Under “Smart Regulation,” safety, health and protection take a back seat to innovation, participation in the global economy, competition and other market-based values. According to renowned philosopher Jane Jacobs, such an admixture of “trader” and “guardian” functions produces a “monstrous moral hybrid,” since the ethics of the two are incompatible, even mutually exclusive.
The sectors that the EASCR focused upon were manufacturing and product approval; the automotive industry; the drug-review process; the chemical manufacturing industry; biotechnology; First Nations economic development; environmental assessment; and oil-and-gas exploration and development.
The EASCR recommends Canada set out to promote market integration by limiting the number of specific Canadian regulations, and instead adopt international standards (often a lowest common denominator), or, preferably, U.S. regulations. When specific Canadian regulatory requirements are adopted, the EASCR recommends that the federal government should “reduce or minimize the cumulative impact of regulatory differences on trade and investment” by using non-binding policy instruments instead of enforceable standards. It also recommends a “single review and approval of products and services for all jurisdictions in North America.”
Washington’s regulatory reach would extend even deeper into Canadian jurisdictions by means of the EASCR’s recommendation that a more seamless regulatory environment in Canada be created via federal-provincial-territorial arrangements. Thus, a cascading loss of sovereignty, as municipal regulations conform to provincial guidelines, provincial regulations implement the federal agenda, and the Canadian regulatory system replicates the rules designed (with much advice from industry lobbyists) to support American corporate hegemony.
Other aspects of the “Smart Regulation” agenda are privatization of regulatory functions (increasing use of voluntary measures, performance targets and self-regulation) and shedding liability from the regulator. Privatization offloads regulatory power onto the corporate sector, instead of giving it away to a foreign country.
The EASCR recommends that Health Canada officials be provided with immunity from litigation, similar to that provided to the American drug-regulatory apparatus. This recommendation follows the section of the report promoting faster drug approvals and adoption of approvals from other jurisdictions so as to provide pharmaceutical corporations with quicker access to the Canadian market. Yet, the EASCR admits that “the U.S. has a higher rate of products withdrawn from the market than Canada, but this is due in part to new pharmaceuticals often being approved in the U.S. before being submitted for review in Canada. This time lag allows Canadian authorities to consider post-market data in their scientific review, thereby reducing the number of withdrawals.”

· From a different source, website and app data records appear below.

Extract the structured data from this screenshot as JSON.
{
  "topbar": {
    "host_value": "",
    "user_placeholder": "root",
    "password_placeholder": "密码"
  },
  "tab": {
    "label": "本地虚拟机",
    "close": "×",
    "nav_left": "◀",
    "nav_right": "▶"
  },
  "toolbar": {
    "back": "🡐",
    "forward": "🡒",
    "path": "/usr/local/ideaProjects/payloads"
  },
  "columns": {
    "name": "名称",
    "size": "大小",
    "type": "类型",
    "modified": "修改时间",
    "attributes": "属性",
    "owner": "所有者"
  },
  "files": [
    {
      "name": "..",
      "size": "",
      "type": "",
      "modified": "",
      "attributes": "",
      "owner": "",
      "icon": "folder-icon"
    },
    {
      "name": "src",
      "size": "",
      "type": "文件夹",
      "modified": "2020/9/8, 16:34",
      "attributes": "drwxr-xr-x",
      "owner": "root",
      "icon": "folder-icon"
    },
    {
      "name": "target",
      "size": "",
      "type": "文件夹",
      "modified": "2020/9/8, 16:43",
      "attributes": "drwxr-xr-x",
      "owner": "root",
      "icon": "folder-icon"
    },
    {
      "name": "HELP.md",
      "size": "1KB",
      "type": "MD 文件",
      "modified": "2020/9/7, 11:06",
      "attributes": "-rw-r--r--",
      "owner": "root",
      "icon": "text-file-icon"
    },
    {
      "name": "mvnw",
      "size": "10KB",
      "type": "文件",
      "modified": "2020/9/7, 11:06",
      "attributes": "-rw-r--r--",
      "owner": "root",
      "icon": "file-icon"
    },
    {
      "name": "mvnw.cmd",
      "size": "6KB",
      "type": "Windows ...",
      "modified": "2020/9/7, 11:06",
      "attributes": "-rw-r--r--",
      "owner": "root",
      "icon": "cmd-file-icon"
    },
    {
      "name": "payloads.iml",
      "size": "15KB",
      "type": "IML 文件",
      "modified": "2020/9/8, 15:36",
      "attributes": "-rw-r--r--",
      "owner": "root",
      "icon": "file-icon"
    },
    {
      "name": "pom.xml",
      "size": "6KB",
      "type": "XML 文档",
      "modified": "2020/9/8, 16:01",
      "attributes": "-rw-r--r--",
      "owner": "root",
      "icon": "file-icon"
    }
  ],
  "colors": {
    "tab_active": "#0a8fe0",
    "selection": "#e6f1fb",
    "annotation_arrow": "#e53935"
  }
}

The legislative framework required to implement “Smart Regulation” is beginning to hit Parliament. Bill C-27, the CFIA Enforcement Act, and Bill C-28, Amendments to the Food and Drugs Act, have been introduced and are, at time of writing, at the committee stage. There are changes being proposed to Canada’s health-protection legislation that would implement “Smart Regulation.” While the government may have hoped that Canadians would sleep while these Bills crept through the House, many of us are awake, and if enough bright light is shone on the “Smart Regulation” implementation process, we will be able to keep regulatory power in the hands of Canadian citizens and ensure that it is used appropriately.
Cathy Holtslander is project organizer for the Beyond Factory Farming Coalition.
This article appeared in the July/August 2005 issue of Canadian Dimension .